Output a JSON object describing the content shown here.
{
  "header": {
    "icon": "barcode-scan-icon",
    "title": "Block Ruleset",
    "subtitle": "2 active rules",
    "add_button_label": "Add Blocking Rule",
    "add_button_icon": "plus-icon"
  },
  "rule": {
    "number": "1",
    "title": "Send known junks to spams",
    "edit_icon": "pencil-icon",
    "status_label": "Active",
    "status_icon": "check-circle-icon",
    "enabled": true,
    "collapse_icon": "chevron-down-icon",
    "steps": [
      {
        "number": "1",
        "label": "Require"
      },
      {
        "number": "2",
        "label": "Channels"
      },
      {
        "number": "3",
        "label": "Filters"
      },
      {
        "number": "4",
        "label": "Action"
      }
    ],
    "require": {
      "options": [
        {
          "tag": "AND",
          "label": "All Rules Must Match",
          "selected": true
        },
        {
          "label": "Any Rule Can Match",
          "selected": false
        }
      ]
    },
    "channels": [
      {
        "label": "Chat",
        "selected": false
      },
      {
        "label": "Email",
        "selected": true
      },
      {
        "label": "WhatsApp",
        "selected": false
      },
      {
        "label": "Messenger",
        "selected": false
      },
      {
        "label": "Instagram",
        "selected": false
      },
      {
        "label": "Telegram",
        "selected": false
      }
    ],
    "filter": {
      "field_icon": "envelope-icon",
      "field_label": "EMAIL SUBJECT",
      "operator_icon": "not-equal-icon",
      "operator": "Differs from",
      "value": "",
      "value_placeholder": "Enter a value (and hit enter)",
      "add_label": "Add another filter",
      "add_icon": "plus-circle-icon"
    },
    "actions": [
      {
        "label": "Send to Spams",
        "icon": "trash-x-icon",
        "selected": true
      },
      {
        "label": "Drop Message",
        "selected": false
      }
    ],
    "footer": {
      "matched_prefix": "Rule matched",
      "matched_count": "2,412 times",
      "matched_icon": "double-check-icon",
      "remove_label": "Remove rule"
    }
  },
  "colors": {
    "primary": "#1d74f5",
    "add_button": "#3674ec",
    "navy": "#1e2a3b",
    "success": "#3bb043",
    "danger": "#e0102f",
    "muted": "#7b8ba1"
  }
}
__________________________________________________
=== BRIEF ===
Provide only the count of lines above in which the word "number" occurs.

=== OUTPUT FOR THIS EXERCISE ===
5